━━━━━ Entries provided ━━━━━
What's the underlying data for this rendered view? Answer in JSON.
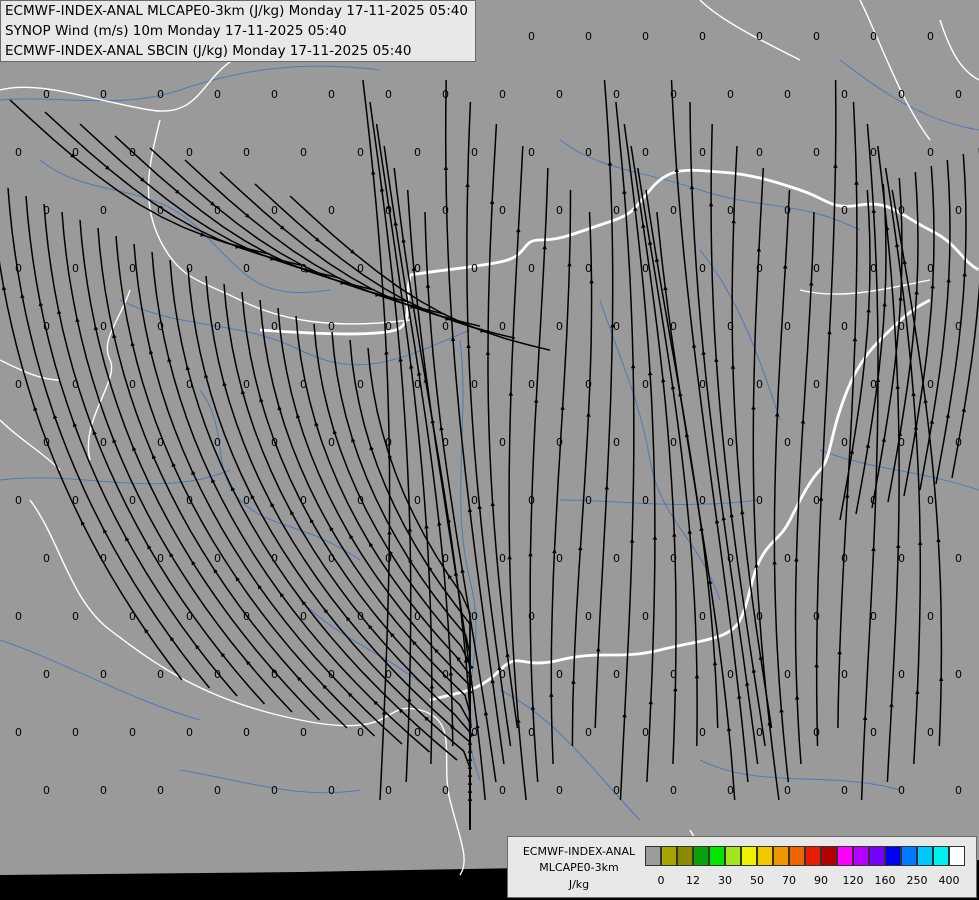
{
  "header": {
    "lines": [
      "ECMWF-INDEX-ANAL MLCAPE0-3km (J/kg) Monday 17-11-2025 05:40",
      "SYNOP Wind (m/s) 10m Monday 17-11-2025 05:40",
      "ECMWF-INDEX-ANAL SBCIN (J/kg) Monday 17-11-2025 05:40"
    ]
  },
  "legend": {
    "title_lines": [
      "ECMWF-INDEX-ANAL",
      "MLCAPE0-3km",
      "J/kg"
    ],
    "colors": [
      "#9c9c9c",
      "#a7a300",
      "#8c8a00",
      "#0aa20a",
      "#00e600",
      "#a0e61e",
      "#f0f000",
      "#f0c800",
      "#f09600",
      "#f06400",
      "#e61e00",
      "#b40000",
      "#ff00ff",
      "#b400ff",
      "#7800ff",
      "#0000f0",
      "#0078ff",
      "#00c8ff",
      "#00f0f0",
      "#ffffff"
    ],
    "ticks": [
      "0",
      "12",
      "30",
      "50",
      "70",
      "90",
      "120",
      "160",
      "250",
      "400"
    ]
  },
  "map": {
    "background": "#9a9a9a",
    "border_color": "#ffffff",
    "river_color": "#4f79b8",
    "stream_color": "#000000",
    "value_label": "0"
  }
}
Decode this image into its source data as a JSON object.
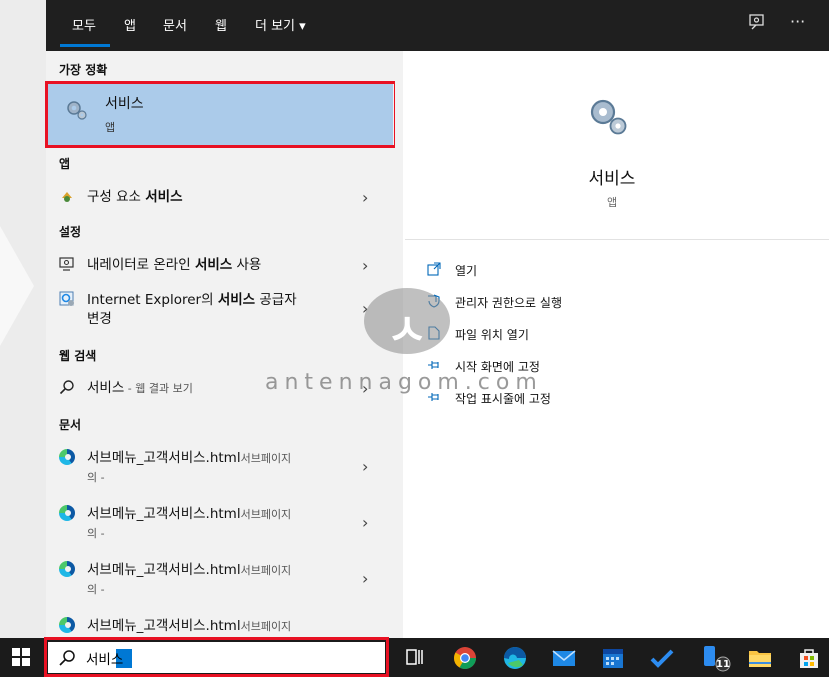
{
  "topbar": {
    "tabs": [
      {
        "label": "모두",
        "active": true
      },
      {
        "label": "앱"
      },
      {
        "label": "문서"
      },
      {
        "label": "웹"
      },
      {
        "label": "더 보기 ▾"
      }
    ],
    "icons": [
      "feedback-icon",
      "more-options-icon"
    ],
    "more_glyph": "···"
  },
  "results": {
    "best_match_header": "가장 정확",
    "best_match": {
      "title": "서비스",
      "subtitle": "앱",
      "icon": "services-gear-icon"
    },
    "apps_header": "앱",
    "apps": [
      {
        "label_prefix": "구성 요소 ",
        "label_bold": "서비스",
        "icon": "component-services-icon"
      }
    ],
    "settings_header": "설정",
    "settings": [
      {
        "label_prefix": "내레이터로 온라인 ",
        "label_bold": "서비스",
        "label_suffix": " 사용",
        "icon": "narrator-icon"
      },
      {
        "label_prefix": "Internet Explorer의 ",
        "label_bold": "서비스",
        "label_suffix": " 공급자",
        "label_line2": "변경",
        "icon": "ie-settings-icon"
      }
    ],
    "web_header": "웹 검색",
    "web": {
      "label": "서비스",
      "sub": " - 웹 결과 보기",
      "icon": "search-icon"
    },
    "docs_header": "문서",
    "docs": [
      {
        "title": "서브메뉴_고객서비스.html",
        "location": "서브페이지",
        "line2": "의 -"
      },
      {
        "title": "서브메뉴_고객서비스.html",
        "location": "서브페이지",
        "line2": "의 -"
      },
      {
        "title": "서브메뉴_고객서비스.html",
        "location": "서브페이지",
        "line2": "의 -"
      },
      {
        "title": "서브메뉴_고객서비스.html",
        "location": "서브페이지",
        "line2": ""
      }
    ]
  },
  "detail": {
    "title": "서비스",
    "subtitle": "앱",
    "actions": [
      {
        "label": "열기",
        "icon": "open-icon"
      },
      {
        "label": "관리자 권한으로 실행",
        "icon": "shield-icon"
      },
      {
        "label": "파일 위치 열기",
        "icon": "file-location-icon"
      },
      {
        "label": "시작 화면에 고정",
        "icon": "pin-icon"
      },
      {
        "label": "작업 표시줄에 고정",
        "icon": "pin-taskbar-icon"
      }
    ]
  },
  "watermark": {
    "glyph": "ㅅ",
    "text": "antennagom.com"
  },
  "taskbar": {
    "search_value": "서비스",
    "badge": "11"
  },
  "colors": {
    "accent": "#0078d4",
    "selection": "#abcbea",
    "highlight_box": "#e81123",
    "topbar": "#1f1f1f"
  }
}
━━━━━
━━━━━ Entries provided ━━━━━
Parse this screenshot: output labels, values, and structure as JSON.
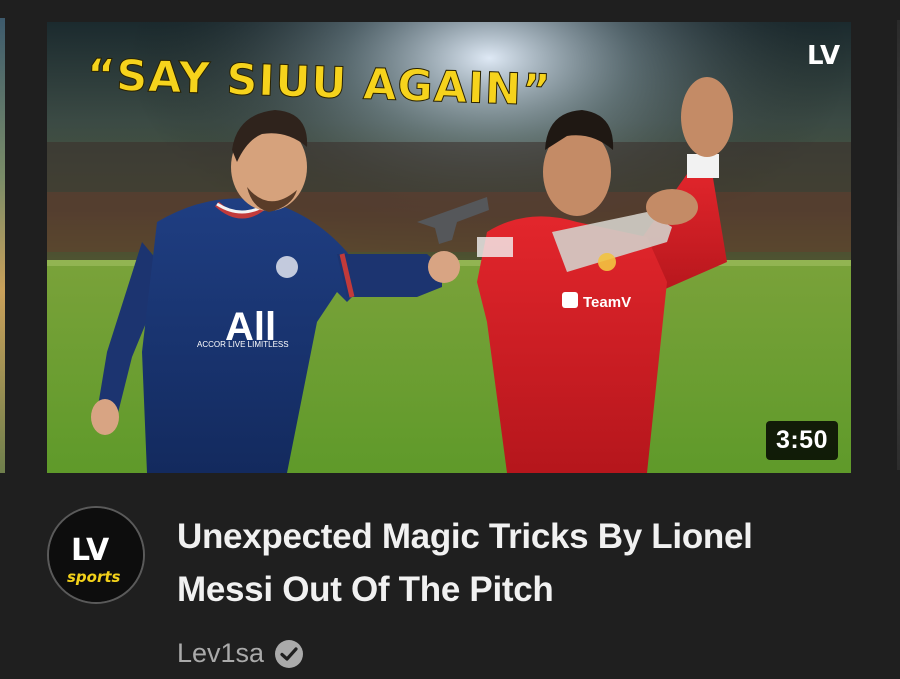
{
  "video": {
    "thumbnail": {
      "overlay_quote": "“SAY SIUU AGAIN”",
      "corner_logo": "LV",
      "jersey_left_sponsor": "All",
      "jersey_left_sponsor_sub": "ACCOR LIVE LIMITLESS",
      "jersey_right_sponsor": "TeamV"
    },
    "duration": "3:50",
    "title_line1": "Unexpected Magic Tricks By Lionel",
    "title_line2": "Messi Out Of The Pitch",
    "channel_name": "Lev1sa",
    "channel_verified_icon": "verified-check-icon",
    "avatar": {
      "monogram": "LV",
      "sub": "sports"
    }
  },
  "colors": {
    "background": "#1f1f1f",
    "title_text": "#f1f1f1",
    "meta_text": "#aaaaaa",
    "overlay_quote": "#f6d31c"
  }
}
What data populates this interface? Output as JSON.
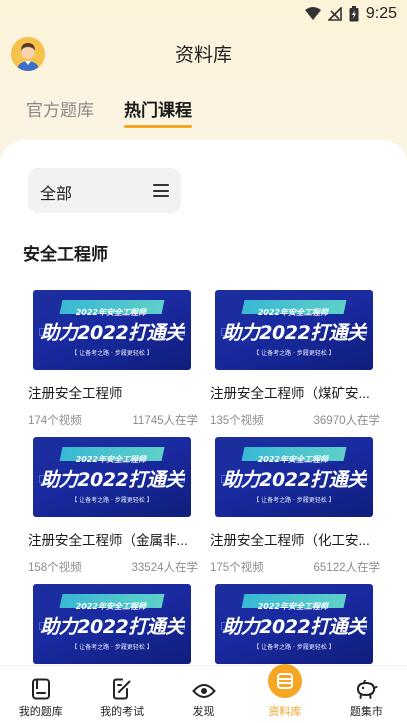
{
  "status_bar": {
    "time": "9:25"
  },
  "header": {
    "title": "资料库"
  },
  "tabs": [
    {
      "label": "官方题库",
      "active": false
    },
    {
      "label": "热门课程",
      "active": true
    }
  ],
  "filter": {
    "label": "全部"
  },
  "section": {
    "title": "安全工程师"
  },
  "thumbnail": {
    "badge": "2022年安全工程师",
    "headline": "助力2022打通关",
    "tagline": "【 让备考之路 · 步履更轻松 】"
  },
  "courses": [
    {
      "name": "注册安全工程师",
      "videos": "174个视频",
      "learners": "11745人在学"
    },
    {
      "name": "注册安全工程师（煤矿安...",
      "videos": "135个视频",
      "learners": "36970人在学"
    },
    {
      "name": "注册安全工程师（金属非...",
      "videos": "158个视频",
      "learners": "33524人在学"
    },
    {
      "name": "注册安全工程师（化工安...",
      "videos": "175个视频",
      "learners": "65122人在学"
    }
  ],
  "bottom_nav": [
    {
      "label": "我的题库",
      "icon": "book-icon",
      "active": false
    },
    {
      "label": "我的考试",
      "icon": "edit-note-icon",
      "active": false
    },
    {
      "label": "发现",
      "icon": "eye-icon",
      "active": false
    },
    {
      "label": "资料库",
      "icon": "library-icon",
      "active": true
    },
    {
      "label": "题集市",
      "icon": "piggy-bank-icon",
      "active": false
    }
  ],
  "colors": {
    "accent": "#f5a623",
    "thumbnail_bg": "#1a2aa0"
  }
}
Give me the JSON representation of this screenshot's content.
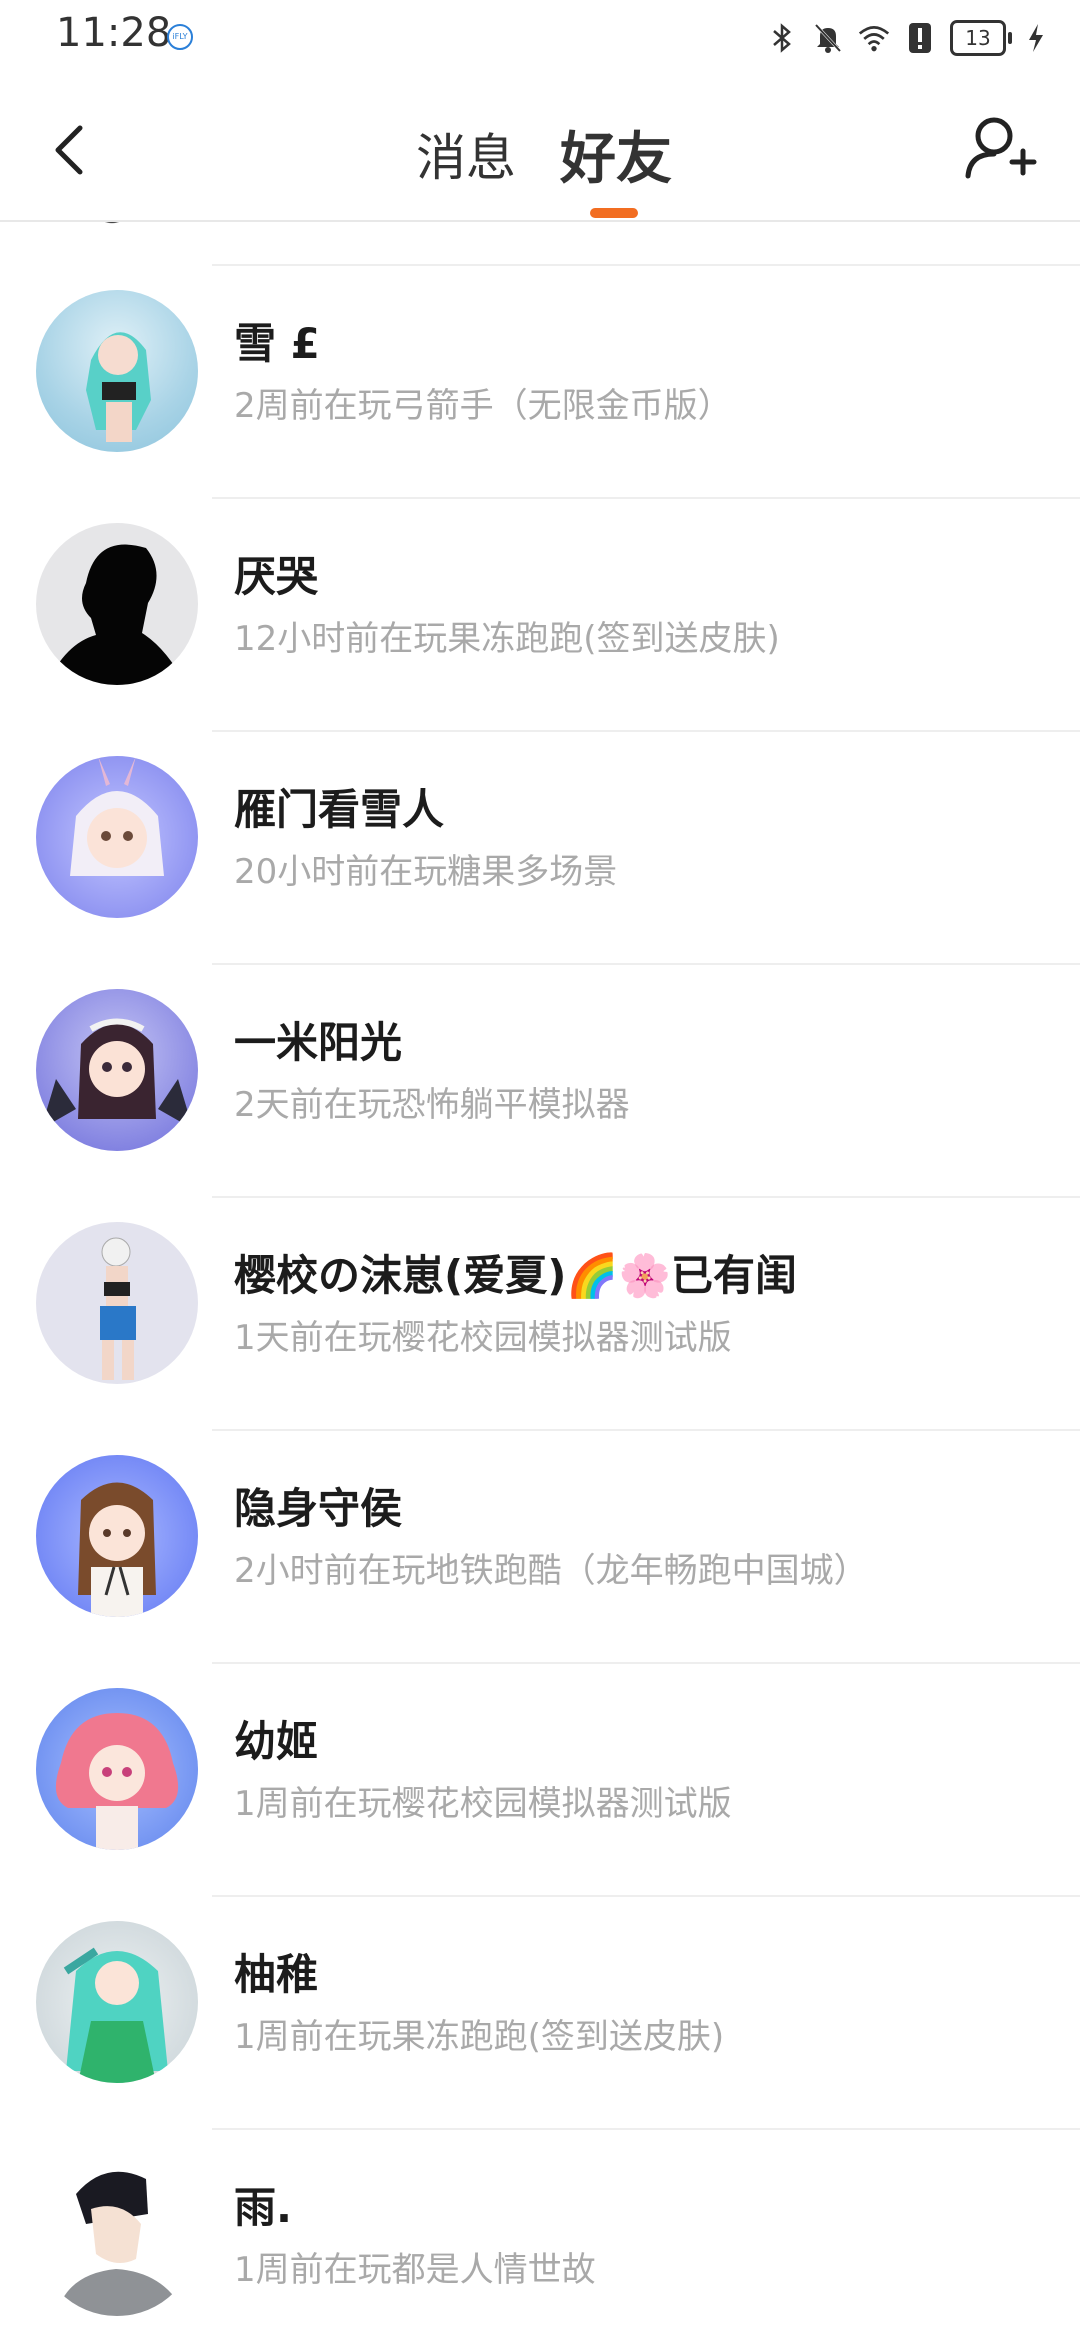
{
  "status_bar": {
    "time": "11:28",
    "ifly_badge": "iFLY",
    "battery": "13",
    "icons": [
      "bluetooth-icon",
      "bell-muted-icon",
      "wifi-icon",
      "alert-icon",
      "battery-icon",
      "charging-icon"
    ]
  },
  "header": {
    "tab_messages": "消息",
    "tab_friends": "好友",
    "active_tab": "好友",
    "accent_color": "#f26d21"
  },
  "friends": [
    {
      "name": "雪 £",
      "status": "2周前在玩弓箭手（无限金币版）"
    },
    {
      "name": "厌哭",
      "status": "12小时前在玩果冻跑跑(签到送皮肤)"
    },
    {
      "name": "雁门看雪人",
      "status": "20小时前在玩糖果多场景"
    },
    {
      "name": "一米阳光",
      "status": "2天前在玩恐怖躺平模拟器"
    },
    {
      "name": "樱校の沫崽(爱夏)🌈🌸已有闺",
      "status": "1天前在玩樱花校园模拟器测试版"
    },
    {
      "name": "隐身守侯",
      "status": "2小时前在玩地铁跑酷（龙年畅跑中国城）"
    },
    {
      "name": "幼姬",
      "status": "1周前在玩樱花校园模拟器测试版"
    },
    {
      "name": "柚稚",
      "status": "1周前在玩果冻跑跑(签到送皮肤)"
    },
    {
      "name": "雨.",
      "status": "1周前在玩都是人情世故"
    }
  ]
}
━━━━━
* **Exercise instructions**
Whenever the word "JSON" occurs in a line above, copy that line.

* **Solution to this exercise**
What's the underlying data for this rendered view? Answer in JSON.
Decode this image into its source data as a JSON object.
Parse this screenshot: output labels, values, and structure as JSON.
What data populates this interface? Output as JSON.
Give me the JSON representation of this screenshot's content.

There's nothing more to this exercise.